*EXERCISE BRIEF*: An exact copy of all the data is the required output.

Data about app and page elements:
____________
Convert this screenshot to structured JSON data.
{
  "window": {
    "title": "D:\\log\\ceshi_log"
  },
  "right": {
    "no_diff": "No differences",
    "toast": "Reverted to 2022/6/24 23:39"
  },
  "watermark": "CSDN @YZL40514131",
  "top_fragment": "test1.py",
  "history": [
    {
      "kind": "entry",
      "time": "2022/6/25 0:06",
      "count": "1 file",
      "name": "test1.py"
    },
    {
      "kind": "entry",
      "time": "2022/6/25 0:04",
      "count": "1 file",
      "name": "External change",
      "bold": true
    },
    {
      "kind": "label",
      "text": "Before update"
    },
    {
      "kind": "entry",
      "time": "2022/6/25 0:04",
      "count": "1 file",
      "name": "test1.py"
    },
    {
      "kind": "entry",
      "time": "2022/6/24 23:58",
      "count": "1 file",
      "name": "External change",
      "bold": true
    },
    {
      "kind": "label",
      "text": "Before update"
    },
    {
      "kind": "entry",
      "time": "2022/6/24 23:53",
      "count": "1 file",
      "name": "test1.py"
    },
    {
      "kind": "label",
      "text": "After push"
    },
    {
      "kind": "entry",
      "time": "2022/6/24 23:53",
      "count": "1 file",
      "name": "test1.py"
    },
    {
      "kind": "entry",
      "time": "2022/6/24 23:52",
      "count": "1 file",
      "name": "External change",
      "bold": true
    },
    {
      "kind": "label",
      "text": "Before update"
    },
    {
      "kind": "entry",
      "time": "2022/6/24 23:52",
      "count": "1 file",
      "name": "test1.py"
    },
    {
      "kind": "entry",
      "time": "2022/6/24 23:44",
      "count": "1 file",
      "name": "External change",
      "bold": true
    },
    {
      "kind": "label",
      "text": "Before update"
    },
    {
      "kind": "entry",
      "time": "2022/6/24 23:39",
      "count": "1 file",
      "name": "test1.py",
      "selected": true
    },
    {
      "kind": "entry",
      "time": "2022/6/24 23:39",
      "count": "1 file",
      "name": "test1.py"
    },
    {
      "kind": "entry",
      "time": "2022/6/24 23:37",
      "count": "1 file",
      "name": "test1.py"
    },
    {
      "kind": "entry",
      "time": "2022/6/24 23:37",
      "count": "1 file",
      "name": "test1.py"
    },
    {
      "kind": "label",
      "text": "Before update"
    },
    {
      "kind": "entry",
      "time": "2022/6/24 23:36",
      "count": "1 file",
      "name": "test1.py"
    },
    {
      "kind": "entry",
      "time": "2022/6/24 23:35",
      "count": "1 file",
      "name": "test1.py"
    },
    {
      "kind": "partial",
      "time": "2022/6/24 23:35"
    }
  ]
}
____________
*EXPECTED ANSWER*:
Convert this screenshot to structured JSON data.
{
  "window": {
    "title": "D:\\log\\ceshi_log"
  },
  "right": {
    "no_diff": "No differences",
    "toast": "Reverted to 2022/6/24 23:39"
  },
  "watermark": "CSDN @YZL40514131",
  "top_fragment": "test1.py",
  "history": [
    {
      "kind": "entry",
      "time": "2022/6/25 0:06",
      "count": "1 file",
      "name": "test1.py"
    },
    {
      "kind": "entry",
      "time": "2022/6/25 0:04",
      "count": "1 file",
      "name": "External change",
      "bold": true
    },
    {
      "kind": "label",
      "text": "Before update"
    },
    {
      "kind": "entry",
      "time": "2022/6/25 0:04",
      "count": "1 file",
      "name": "test1.py"
    },
    {
      "kind": "entry",
      "time": "2022/6/24 23:58",
      "count": "1 file",
      "name": "External change",
      "bold": true
    },
    {
      "kind": "label",
      "text": "Before update"
    },
    {
      "kind": "entry",
      "time": "2022/6/24 23:53",
      "count": "1 file",
      "name": "test1.py"
    },
    {
      "kind": "label",
      "text": "After push"
    },
    {
      "kind": "entry",
      "time": "2022/6/24 23:53",
      "count": "1 file",
      "name": "test1.py"
    },
    {
      "kind": "entry",
      "time": "2022/6/24 23:52",
      "count": "1 file",
      "name": "External change",
      "bold": true
    },
    {
      "kind": "label",
      "text": "Before update"
    },
    {
      "kind": "entry",
      "time": "2022/6/24 23:52",
      "count": "1 file",
      "name": "test1.py"
    },
    {
      "kind": "entry",
      "time": "2022/6/24 23:44",
      "count": "1 file",
      "name": "External change",
      "bold": true
    },
    {
      "kind": "label",
      "text": "Before update"
    },
    {
      "kind": "entry",
      "time": "2022/6/24 23:39",
      "count": "1 file",
      "name": "test1.py",
      "selected": true
    },
    {
      "kind": "entry",
      "time": "2022/6/24 23:39",
      "count": "1 file",
      "name": "test1.py"
    },
    {
      "kind": "entry",
      "time": "2022/6/24 23:37",
      "count": "1 file",
      "name": "test1.py"
    },
    {
      "kind": "entry",
      "time": "2022/6/24 23:37",
      "count": "1 file",
      "name": "test1.py"
    },
    {
      "kind": "label",
      "text": "Before update"
    },
    {
      "kind": "entry",
      "time": "2022/6/24 23:36",
      "count": "1 file",
      "name": "test1.py"
    },
    {
      "kind": "entry",
      "time": "2022/6/24 23:35",
      "count": "1 file",
      "name": "test1.py"
    },
    {
      "kind": "partial",
      "time": "2022/6/24 23:35"
    }
  ]
}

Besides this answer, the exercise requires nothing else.